O’Canada Food Month / Installment 7
Happy Easter to those that celebrate this holiday. Many Canadians will also be enjoying tomorrow off from work as they observe Easter Monday as a public holiday, a day off that we do not have here in the States. Because today is Easter and given the custom in both countries of giving candy to children on this holiday, for the last day of O’Canada Food Month, I thought I’d highlight popular Canadian candies.
While I’m not a big eater of chocolate or other candy, it’s easy to recognize that among comfort foods candies occupy a special place, especially because they frequently bring us back to memories of childhood. Among the leading confectioners plying their trade in Canada is Cadbury and Nestle, both of which appear to dominate offerings of chocolate candies in Canada. I assume this is because of the country’s longer standing connection to and influence by Europe, where both those companies are based (Cadbury in England; Nestle in Switzerland). By contrast, while Cadbury and Nestle products can be found in the U.S., not surprisingly candies by U.S.-based Mars and Hershey are more common here.

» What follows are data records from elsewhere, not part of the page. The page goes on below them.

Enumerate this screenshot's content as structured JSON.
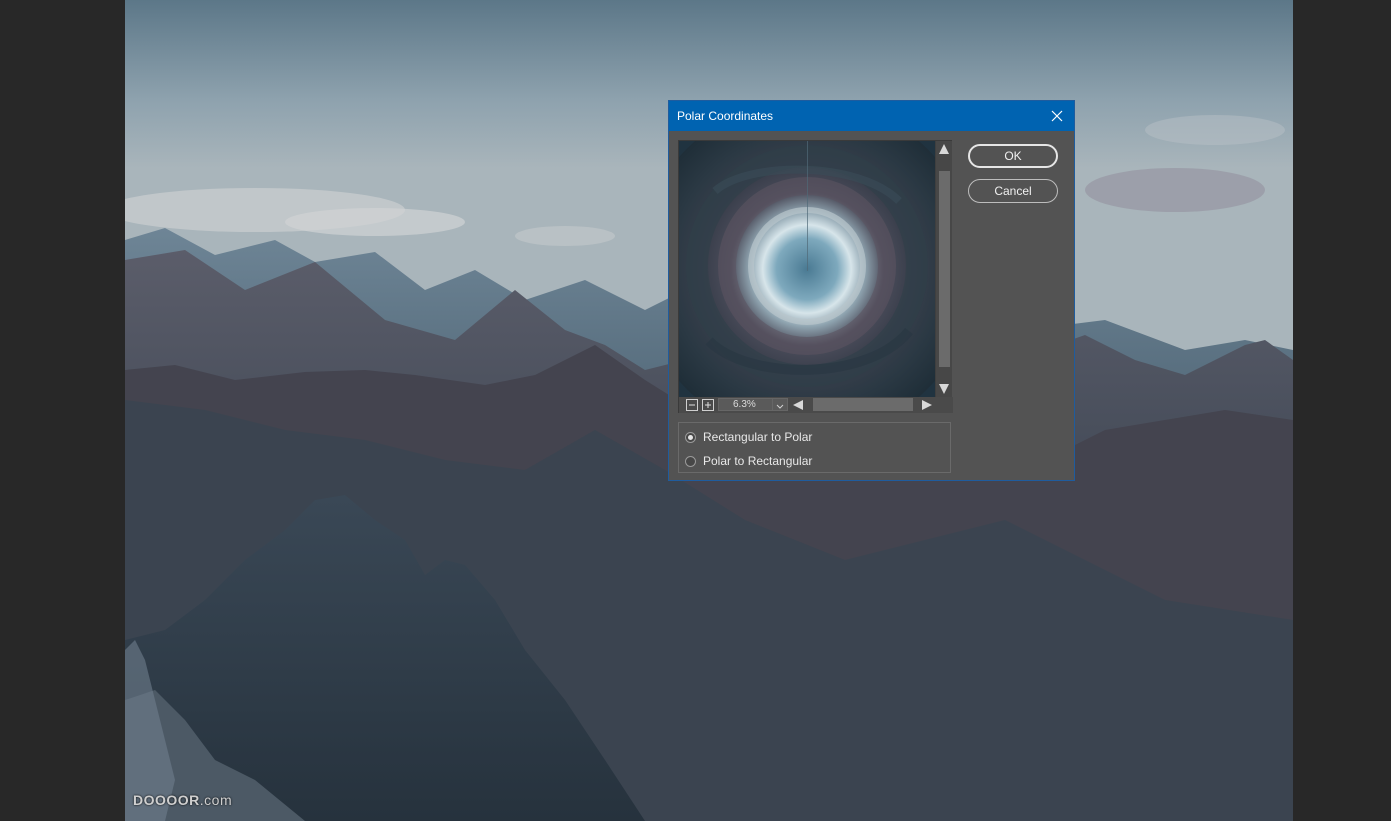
{
  "dialog": {
    "title": "Polar Coordinates",
    "ok_label": "OK",
    "cancel_label": "Cancel",
    "zoom_value": "6.3%",
    "modes": [
      {
        "label": "Rectangular to Polar",
        "selected": true
      },
      {
        "label": "Polar to Rectangular",
        "selected": false
      }
    ]
  },
  "watermark": {
    "text": "DOOOOR",
    "suffix": ".com"
  },
  "colors": {
    "titlebar": "#0063b1",
    "dialog_bg": "#535353",
    "app_bg": "#282828"
  },
  "icons": [
    "close-icon",
    "zoom-out-icon",
    "zoom-in-icon",
    "chevron-down-icon",
    "arrow-up-icon",
    "arrow-down-icon",
    "arrow-left-icon",
    "arrow-right-icon"
  ]
}
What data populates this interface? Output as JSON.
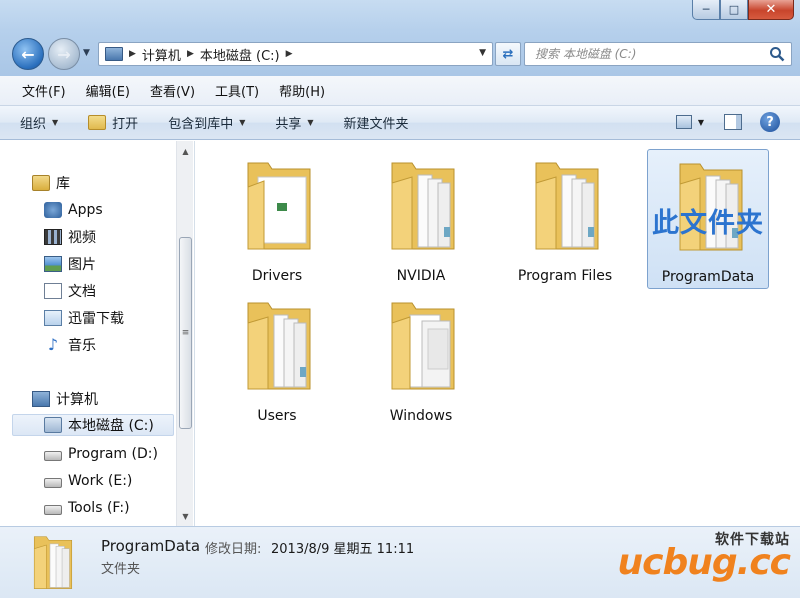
{
  "window": {
    "caption_buttons": {
      "minimize": "─",
      "maximize": "□",
      "close": "✕"
    }
  },
  "address": {
    "crumbs": [
      "计算机",
      "本地磁盘 (C:)"
    ],
    "search_placeholder": "搜索 本地磁盘 (C:)"
  },
  "menu": [
    "文件(F)",
    "编辑(E)",
    "查看(V)",
    "工具(T)",
    "帮助(H)"
  ],
  "toolbar": {
    "organize": "组织",
    "open": "打开",
    "include_library": "包含到库中",
    "share": "共享",
    "new_folder": "新建文件夹",
    "help": "?"
  },
  "nav": {
    "library": "库",
    "lib_items": [
      "Apps",
      "视频",
      "图片",
      "文档",
      "迅雷下载",
      "音乐"
    ],
    "computer": "计算机",
    "drives": [
      "本地磁盘 (C:)",
      "Program (D:)",
      "Work (E:)",
      "Tools (F:)"
    ],
    "selected_drive_index": 0
  },
  "files": [
    {
      "name": "Drivers",
      "type": "doc"
    },
    {
      "name": "NVIDIA",
      "type": "stack"
    },
    {
      "name": "Program Files",
      "type": "stack"
    },
    {
      "name": "ProgramData",
      "type": "stack",
      "selected": true
    },
    {
      "name": "Users",
      "type": "stack"
    },
    {
      "name": "Windows",
      "type": "white"
    }
  ],
  "annotation": "此文件夹",
  "details": {
    "name": "ProgramData",
    "modified_label": "修改日期:",
    "modified_value": "2013/8/9 星期五 11:11",
    "type": "文件夹"
  },
  "watermark": {
    "top": "软件下载站",
    "main": "ucbug.cc"
  },
  "colors": {
    "folder": "#f3d27a",
    "selection": "#cfe1f5",
    "accent": "#2c74cf",
    "watermark": "#f0821e"
  }
}
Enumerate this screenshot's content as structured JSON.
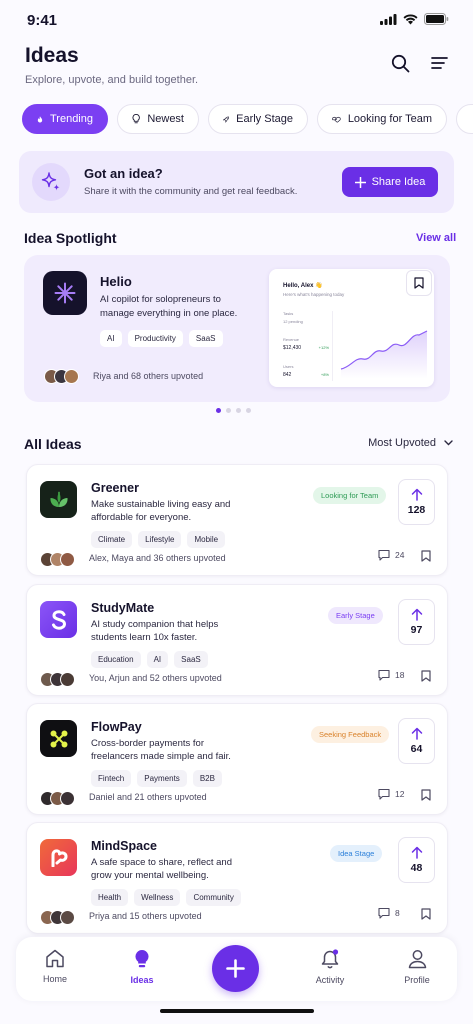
{
  "status": {
    "time": "9:41"
  },
  "header": {
    "title": "Ideas",
    "subtitle": "Explore, upvote, and build together."
  },
  "chips": [
    {
      "label": "Trending",
      "icon": "flame-icon",
      "active": true
    },
    {
      "label": "Newest",
      "icon": "bulb-icon"
    },
    {
      "label": "Early Stage",
      "icon": "rocket-icon"
    },
    {
      "label": "Looking for Team",
      "icon": "handshake-icon"
    }
  ],
  "banner": {
    "title": "Got an idea?",
    "subtitle": "Share it with the community and get real feedback.",
    "button": "Share Idea"
  },
  "spotlight": {
    "section_title": "Idea Spotlight",
    "view_all": "View all",
    "name": "Helio",
    "description": "AI copilot for solopreneurs to manage everything in one place.",
    "tags": [
      "AI",
      "Productivity",
      "SaaS"
    ],
    "upvoted": "Riya and 68 others upvoted",
    "preview": {
      "greeting": "Hello, Alex 👋",
      "sub": "Here's what's happening today",
      "rows": [
        {
          "label": "Tasks",
          "value": "12 pending"
        },
        {
          "label": "Revenue",
          "value": "$12,430",
          "delta": "+12%"
        },
        {
          "label": "Users",
          "value": "842",
          "delta": "+8%"
        }
      ]
    }
  },
  "all_ideas": {
    "section_title": "All Ideas",
    "sort_label": "Most Upvoted",
    "items": [
      {
        "name": "Greener",
        "description": "Make sustainable living easy and affordable for everyone.",
        "tags": [
          "Climate",
          "Lifestyle",
          "Mobile"
        ],
        "badge": "Looking for Team",
        "badge_color": "#2e9b55",
        "badge_bg": "#e3f6e9",
        "votes": "128",
        "upvoted": "Alex, Maya and 36 others upvoted",
        "comments": "24",
        "logo_bg": "#162219",
        "logo": "leaf-icon"
      },
      {
        "name": "StudyMate",
        "description": "AI study companion that helps students learn 10x faster.",
        "tags": [
          "Education",
          "AI",
          "SaaS"
        ],
        "badge": "Early Stage",
        "badge_color": "#7b3ff2",
        "badge_bg": "#efe8fd",
        "votes": "97",
        "upvoted": "You, Arjun and 52 others upvoted",
        "comments": "18",
        "logo_bg": "#7b3ff2",
        "logo": "letter-s-icon"
      },
      {
        "name": "FlowPay",
        "description": "Cross-border payments for freelancers made simple and fair.",
        "tags": [
          "Fintech",
          "Payments",
          "B2B"
        ],
        "badge": "Seeking Feedback",
        "badge_color": "#d9822b",
        "badge_bg": "#fdf0e1",
        "votes": "64",
        "upvoted": "Daniel and 21 others upvoted",
        "comments": "12",
        "logo_bg": "#0f0f12",
        "logo": "network-icon"
      },
      {
        "name": "MindSpace",
        "description": "A safe space to share, reflect and grow your mental wellbeing.",
        "tags": [
          "Health",
          "Wellness",
          "Community"
        ],
        "badge": "Idea Stage",
        "badge_color": "#2b7fd9",
        "badge_bg": "#e4f0fc",
        "votes": "48",
        "upvoted": "Priya and 15 others upvoted",
        "comments": "8",
        "logo_bg": "#f0503c",
        "logo": "mind-icon"
      }
    ]
  },
  "tabbar": {
    "home": "Home",
    "ideas": "Ideas",
    "activity": "Activity",
    "profile": "Profile"
  },
  "colors": {
    "accent": "#6a2fe6",
    "text": "#15122b"
  }
}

There are certainly many candies in common in both places — such as Snickers, Crunch, Kit Kat and Rolo chocolates — but there are quite a few products that can only be found in Canada. These include Smarties chocolates (similar to M&Ms and not to be confused with the tart candy wafers that bear the Smarties name in the U.S.), Coffee Crisp, Aero, Crispy Crunch, Maltesers and Wunderbar. Also worth mentioning are Kinder Eggs, which are hollow chocolate eggs with a toy surprise inside that, while not strictly a Canadian candy, are widely sold there but are oddly banned in the U.S. (due to possible choking hazards among very young children). Here in the States, Necco offers a line of mint candies called Canada Mints, but I’m not sure how popular those are in Canada.